*Work to be completed*
Write all of the entries again. Keep them exactly as they are.

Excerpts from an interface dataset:
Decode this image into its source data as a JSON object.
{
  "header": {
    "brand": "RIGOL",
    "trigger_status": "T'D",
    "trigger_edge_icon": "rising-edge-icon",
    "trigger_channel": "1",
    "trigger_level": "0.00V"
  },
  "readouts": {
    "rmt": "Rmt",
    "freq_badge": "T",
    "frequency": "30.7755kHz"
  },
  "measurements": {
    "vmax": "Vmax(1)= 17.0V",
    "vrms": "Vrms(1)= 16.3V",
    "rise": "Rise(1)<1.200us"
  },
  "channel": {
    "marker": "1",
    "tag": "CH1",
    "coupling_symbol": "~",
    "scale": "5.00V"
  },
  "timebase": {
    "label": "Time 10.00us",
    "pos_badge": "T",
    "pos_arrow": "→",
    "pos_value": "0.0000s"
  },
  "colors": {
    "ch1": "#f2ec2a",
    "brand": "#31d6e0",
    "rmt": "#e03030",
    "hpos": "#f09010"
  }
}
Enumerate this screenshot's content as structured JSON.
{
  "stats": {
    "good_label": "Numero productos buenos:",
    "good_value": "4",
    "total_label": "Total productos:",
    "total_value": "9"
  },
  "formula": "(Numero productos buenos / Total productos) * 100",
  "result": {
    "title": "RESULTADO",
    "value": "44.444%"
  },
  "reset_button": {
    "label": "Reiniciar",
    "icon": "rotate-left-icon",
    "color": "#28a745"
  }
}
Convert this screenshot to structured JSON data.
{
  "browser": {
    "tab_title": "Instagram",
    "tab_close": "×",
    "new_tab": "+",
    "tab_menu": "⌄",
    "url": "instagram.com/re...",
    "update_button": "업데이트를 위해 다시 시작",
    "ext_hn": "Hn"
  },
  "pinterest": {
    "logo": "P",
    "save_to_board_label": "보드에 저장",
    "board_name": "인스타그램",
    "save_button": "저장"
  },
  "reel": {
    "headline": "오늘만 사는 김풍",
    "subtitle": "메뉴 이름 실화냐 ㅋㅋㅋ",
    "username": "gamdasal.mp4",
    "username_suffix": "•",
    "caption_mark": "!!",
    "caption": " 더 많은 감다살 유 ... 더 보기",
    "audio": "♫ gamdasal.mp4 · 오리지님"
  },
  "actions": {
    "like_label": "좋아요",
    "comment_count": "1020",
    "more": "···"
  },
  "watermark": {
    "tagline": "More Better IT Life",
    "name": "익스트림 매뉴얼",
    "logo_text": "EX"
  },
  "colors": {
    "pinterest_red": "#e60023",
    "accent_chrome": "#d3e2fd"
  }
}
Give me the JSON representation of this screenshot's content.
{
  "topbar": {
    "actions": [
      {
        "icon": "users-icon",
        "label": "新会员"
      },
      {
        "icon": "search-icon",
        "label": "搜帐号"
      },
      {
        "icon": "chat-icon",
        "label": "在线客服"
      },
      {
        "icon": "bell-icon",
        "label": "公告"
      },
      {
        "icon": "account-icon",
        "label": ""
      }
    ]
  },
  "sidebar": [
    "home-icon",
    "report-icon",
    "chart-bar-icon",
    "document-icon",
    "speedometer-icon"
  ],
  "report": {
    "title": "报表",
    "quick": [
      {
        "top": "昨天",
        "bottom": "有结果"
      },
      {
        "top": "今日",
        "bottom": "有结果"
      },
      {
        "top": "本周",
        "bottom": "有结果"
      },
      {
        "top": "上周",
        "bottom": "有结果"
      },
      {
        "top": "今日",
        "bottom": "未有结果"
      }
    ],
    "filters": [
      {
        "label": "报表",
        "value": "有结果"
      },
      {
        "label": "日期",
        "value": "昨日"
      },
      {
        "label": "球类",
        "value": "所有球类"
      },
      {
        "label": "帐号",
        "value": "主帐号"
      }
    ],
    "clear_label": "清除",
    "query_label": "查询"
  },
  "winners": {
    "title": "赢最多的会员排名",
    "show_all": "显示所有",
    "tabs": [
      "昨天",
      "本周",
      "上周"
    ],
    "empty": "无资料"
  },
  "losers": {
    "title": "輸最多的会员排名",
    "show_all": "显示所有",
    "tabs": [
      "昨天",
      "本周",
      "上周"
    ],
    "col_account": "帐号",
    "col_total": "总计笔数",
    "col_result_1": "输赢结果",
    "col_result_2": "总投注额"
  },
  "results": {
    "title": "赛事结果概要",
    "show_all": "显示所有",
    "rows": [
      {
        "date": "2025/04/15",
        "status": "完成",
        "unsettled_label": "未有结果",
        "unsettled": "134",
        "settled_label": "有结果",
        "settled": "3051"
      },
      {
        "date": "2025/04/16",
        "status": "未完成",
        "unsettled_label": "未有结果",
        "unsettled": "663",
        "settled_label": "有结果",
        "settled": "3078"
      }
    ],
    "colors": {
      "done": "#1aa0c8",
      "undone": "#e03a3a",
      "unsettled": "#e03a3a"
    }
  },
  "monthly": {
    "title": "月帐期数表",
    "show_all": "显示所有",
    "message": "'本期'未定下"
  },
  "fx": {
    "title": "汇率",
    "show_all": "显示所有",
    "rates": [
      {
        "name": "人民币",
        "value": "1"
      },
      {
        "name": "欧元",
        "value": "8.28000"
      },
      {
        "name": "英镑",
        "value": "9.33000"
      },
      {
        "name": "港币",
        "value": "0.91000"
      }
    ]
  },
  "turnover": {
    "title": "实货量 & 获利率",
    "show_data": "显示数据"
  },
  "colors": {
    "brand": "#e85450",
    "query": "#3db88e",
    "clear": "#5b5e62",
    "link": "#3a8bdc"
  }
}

*Exercise answer*
Decode this image into its source data as a JSON object.
{
  "header": {
    "brand": "RIGOL",
    "trigger_status": "T'D",
    "trigger_edge_icon": "rising-edge-icon",
    "trigger_channel": "1",
    "trigger_level": "0.00V"
  },
  "readouts": {
    "rmt": "Rmt",
    "freq_badge": "T",
    "frequency": "30.7755kHz"
  },
  "measurements": {
    "vmax": "Vmax(1)= 17.0V",
    "vrms": "Vrms(1)= 16.3V",
    "rise": "Rise(1)<1.200us"
  },
  "channel": {
    "marker": "1",
    "tag": "CH1",
    "coupling_symbol": "~",
    "scale": "5.00V"
  },
  "timebase": {
    "label": "Time 10.00us",
    "pos_badge": "T",
    "pos_arrow": "→",
    "pos_value": "0.0000s"
  },
  "colors": {
    "ch1": "#f2ec2a",
    "brand": "#31d6e0",
    "rmt": "#e03030",
    "hpos": "#f09010"
  }
}
Enumerate this screenshot's content as structured JSON.
{
  "stats": {
    "good_label": "Numero productos buenos:",
    "good_value": "4",
    "total_label": "Total productos:",
    "total_value": "9"
  },
  "formula": "(Numero productos buenos / Total productos) * 100",
  "result": {
    "title": "RESULTADO",
    "value": "44.444%"
  },
  "reset_button": {
    "label": "Reiniciar",
    "icon": "rotate-left-icon",
    "color": "#28a745"
  }
}
Convert this screenshot to structured JSON data.
{
  "browser": {
    "tab_title": "Instagram",
    "tab_close": "×",
    "new_tab": "+",
    "tab_menu": "⌄",
    "url": "instagram.com/re...",
    "update_button": "업데이트를 위해 다시 시작",
    "ext_hn": "Hn"
  },
  "pinterest": {
    "logo": "P",
    "save_to_board_label": "보드에 저장",
    "board_name": "인스타그램",
    "save_button": "저장"
  },
  "reel": {
    "headline": "오늘만 사는 김풍",
    "subtitle": "메뉴 이름 실화냐 ㅋㅋㅋ",
    "username": "gamdasal.mp4",
    "username_suffix": "•",
    "caption_mark": "!!",
    "caption": " 더 많은 감다살 유 ... 더 보기",
    "audio": "♫ gamdasal.mp4 · 오리지님"
  },
  "actions": {
    "like_label": "좋아요",
    "comment_count": "1020",
    "more": "···"
  },
  "watermark": {
    "tagline": "More Better IT Life",
    "name": "익스트림 매뉴얼",
    "logo_text": "EX"
  },
  "colors": {
    "pinterest_red": "#e60023",
    "accent_chrome": "#d3e2fd"
  }
}
Give me the JSON representation of this screenshot's content.
{
  "topbar": {
    "actions": [
      {
        "icon": "users-icon",
        "label": "新会员"
      },
      {
        "icon": "search-icon",
        "label": "搜帐号"
      },
      {
        "icon": "chat-icon",
        "label": "在线客服"
      },
      {
        "icon": "bell-icon",
        "label": "公告"
      },
      {
        "icon": "account-icon",
        "label": ""
      }
    ]
  },
  "sidebar": [
    "home-icon",
    "report-icon",
    "chart-bar-icon",
    "document-icon",
    "speedometer-icon"
  ],
  "report": {
    "title": "报表",
    "quick": [
      {
        "top": "昨天",
        "bottom": "有结果"
      },
      {
        "top": "今日",
        "bottom": "有结果"
      },
      {
        "top": "本周",
        "bottom": "有结果"
      },
      {
        "top": "上周",
        "bottom": "有结果"
      },
      {
        "top": "今日",
        "bottom": "未有结果"
      }
    ],
    "filters": [
      {
        "label": "报表",
        "value": "有结果"
      },
      {
        "label": "日期",
        "value": "昨日"
      },
      {
        "label": "球类",
        "value": "所有球类"
      },
      {
        "label": "帐号",
        "value": "主帐号"
      }
    ],
    "clear_label": "清除",
    "query_label": "查询"
  },
  "winners": {
    "title": "赢最多的会员排名",
    "show_all": "显示所有",
    "tabs": [
      "昨天",
      "本周",
      "上周"
    ],
    "empty": "无资料"
  },
  "losers": {
    "title": "輸最多的会员排名",
    "show_all": "显示所有",
    "tabs": [
      "昨天",
      "本周",
      "上周"
    ],
    "col_account": "帐号",
    "col_total": "总计笔数",
    "col_result_1": "输赢结果",
    "col_result_2": "总投注额"
  },
  "results": {
    "title": "赛事结果概要",
    "show_all": "显示所有",
    "rows": [
      {
        "date": "2025/04/15",
        "status": "完成",
        "unsettled_label": "未有结果",
        "unsettled": "134",
        "settled_label": "有结果",
        "settled": "3051"
      },
      {
        "date": "2025/04/16",
        "status": "未完成",
        "unsettled_label": "未有结果",
        "unsettled": "663",
        "settled_label": "有结果",
        "settled": "3078"
      }
    ],
    "colors": {
      "done": "#1aa0c8",
      "undone": "#e03a3a",
      "unsettled": "#e03a3a"
    }
  },
  "monthly": {
    "title": "月帐期数表",
    "show_all": "显示所有",
    "message": "'本期'未定下"
  },
  "fx": {
    "title": "汇率",
    "show_all": "显示所有",
    "rates": [
      {
        "name": "人民币",
        "value": "1"
      },
      {
        "name": "欧元",
        "value": "8.28000"
      },
      {
        "name": "英镑",
        "value": "9.33000"
      },
      {
        "name": "港币",
        "value": "0.91000"
      }
    ]
  },
  "turnover": {
    "title": "实货量 & 获利率",
    "show_data": "显示数据"
  },
  "colors": {
    "brand": "#e85450",
    "query": "#3db88e",
    "clear": "#5b5e62",
    "link": "#3a8bdc"
  }
}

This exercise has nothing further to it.